Well, hopefully we’ll know the fate of the ACA by tonight. But even if President Obama wins, there will still be uncertainty about the fate of the contraceptives coverage mandate.
A number of employers claim that the mandate violates their rights to religious freedom by requiring them to offer free coverage for medical products and services they find objectionable, and the administration has taken a number of steps to offer accommodations. But as a neutral law of general applicability, the mandate doesn’t violate the First Amendment under SCOTUS jurisprudence, and even under the Religious Freedom Restoration Act, there’s a strong argument that the mandate is ok, either on the grounds that it does not actually impose a substantial burden on religious exercise or that it is supported by a compelling government interest.

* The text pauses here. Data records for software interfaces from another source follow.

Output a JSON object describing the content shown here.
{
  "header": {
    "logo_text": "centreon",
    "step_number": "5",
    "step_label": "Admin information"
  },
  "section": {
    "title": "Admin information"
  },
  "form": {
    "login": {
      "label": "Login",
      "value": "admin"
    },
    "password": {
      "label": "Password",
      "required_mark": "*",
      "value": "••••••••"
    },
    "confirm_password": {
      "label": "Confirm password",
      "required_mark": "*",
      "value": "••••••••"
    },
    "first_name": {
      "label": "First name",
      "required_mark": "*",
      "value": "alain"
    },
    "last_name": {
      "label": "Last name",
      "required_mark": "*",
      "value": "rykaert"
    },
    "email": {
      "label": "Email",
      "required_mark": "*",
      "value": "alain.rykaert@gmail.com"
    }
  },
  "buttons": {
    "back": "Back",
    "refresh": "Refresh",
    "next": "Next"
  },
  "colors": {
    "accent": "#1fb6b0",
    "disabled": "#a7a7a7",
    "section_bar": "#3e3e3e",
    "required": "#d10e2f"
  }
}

Nonetheless, federal courts have reached different conclusions as to the mandate’s permissibility. In July, a federal district judge in Colorado issued a preliminary injunction blocking enforcement of the mandate against a religious employer running a secular (HVAC) business, while in September, a federal district judge in St. Louis rejected a similar challenge by the religious owner of a mining company. Last week, a federal district judge in Detroit also issued a preliminary injunction against enforcement, indicating that while neither side had shown a strong likelihood of success on the merits, “The loss of First Amendment freedoms, for even minimal periods of time, unquestionably constitutes irreparable injury.” Several other challenges to the mandate remain pending.

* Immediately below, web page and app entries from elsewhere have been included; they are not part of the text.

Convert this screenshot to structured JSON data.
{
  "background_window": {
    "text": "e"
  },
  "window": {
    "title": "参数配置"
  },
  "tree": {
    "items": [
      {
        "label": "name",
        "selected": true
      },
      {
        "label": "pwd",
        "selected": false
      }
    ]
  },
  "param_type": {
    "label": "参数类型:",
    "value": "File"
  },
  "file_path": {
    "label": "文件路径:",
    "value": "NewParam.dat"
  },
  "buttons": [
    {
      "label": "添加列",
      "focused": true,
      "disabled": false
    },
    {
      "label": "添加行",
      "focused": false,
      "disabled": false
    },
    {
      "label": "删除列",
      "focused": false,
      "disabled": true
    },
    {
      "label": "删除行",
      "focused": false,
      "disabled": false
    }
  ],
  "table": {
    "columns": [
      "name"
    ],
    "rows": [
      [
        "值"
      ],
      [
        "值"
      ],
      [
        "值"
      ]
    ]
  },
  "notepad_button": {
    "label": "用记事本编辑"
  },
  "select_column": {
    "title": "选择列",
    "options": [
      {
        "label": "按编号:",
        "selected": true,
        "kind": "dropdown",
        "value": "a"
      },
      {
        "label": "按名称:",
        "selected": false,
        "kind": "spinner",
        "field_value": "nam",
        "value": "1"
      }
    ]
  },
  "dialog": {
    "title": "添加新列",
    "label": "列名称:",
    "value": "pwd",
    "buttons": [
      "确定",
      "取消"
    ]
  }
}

So let’s just add this to the list of uncertainties that will remain after the results of today’s election are in – and to the list of reasons why employer-based health care really ought to be abandoned in favor of a single-payer, public system.
There, now that ought to get some discussion started…